Monday, April 14, 2008

Fighting corruption with corruption

Does the ends justify the means?

Viktor Yushchenko`s interference in the operation and independence of Ukraine`s constitutional court in order to prevent the court from ruling on the legality of his decrees must be condemned.

Having lost a ruling of Ukraine's supreme Court Yushchenko once again has acted illegally and unconstitutional in his ongoing pursuit to pervert the course of justice and prevent the Constitutional Court from ruling against his decrees.

On March 25th Ukraine's Supreme administrative court ruled against the president declaring Yushchenko's dismissal of Ukraine's Constitutional Court Judge illegal.

You cannot fight corruption with corruption.

On April 2nd Yushchenko in fulfillment of the Courts ruling reinstated Susana Stanik to the Constitutional Court. One day later, on the eve of the World Democracy Forum held in Kyiv, Yushchenko issued a new decree cancelling the decree made by his predecessor appointing Ms Stanik as a member of the Constitutional Court. In doing so the Ukraine's president has once again breached his oath and the provisions of chapter XII of Ukraine's constitution, seriously undermining confidence in the Head of State, Ukraine's rule of law and democracy.

On what basis Yushchenko can justify and nullify the decision and decree made by his predecessor? It goes against all established principles of law and order.

The appointment of a Constitutional Court judge is not made by the President acting alone with absolute discretion.

Yushchenko must uphold and respect Ukraine`s Constitution and the process of justice in Ukraine. For a head of state to do otherwise seriously undermines confidence in the rule of law and Ukraine as being a democratic state.

The allegations against Ms Stanik are serious but they remain allegations until proven otherwise. There is a proper process and procedure in which these allegations can and should be considered. These allegations must be referred to the High Council of Justice for review.

On April 19 2007 the Parliamentary Assembly rightly criticised Ukraine and its President for interfering in the operation of the courts.

The Assembly deplores the fact that the judicial system of Ukraine has been systematically misused by other branches of power and that top officials do not execute the courts’ decisions, which is a sign of erosion of this crucial democratic institution. An independent and impartial judiciary is a precondition for the existence of a democratic society governed by the rule of law. Hence the urgent necessity to carry out comprehensive judicial reform, including through amendments to the constitution.

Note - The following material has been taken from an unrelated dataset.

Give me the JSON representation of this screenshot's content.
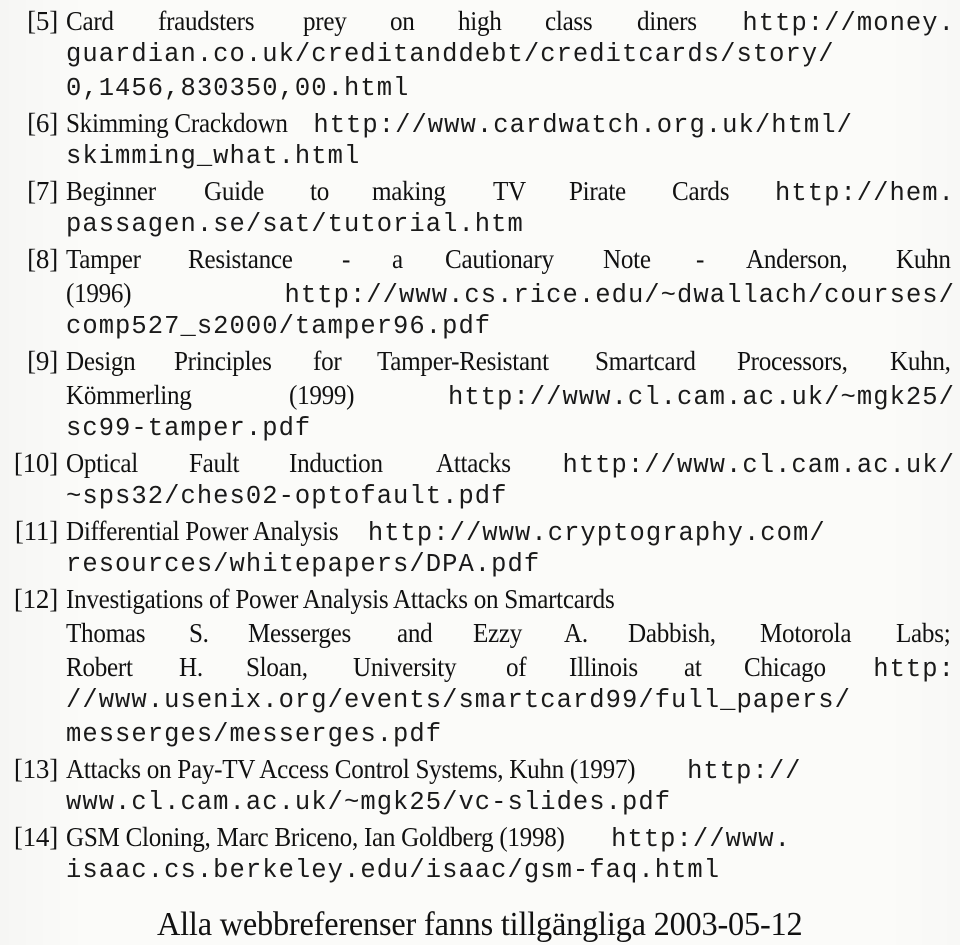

The Assembly reiterates that the authority of the sole body responsible for constitutional justice – the Constitutional Court of Ukraine – should be guaranteed and respected. Any form of pressure on the judges is intolerable and should be investigated and criminally prosecuted

The west can no longer remain silent and turn a blind eye on the unconstitutional illegal actions of Ukraine`s head of state.

PACE must now defend its position and condemn the latest actions of Ukraine`s president.

Failure to do so would only undermine the European Parliamentary Assembly's credibility and independence. If the "west" remains silent and continues to turn a blind eye it will, once again, set a dangerous precedent that a head of state can ignore the rule of law and act corruptly with immunity.

Legal nonsense
by Editorial , Kyiv Post
Apr 10 2008, 03:40

The legal stretchmarks left over from last year’s governmental crisis convinced many that President Viktor Yushchenko is more interested in keeping power than adhering to Ukrainian law. Though his decision to dismiss parliament was questionable, his tactics in preventing a Constitutional Court ruling on the matter were outrageous, plucking dissenting judges from the bench.

The saga lingers to this day, and Yushchenko’s conduct is once again questionable. The Supreme Court of Ukraine re-appointed Suzanna Stanik to the Constitutional Court in a March 25 decision, the same judge at the center of last year’s scandal. Yushchenko’s reaction was standard political maneuvering from Presidential Secretariat Chair Viktor Baloha.

The president accepted the Court’s decision by re-appointing Stanik on April 2, before dismissing her the next day, canceling the decree by former President Leonid Kuchma appointing her in the first place. The Secretariat also alleged Stanik never took her oath of office.

The presidential office should be concerned about corrupt judges, but it shouldn’t stretch Ukraine’s laws for a quick political fix. Attempting to annul a previous president’s decree from the moment it was issued, with a single signature, is legal nonsense. If Ukraine's leaders can't exercise self-discipline and compromise in resolving political disputes, then a strong checks and balances system must be forged. Making constitutional and judicial reform a top priority will help further that cause.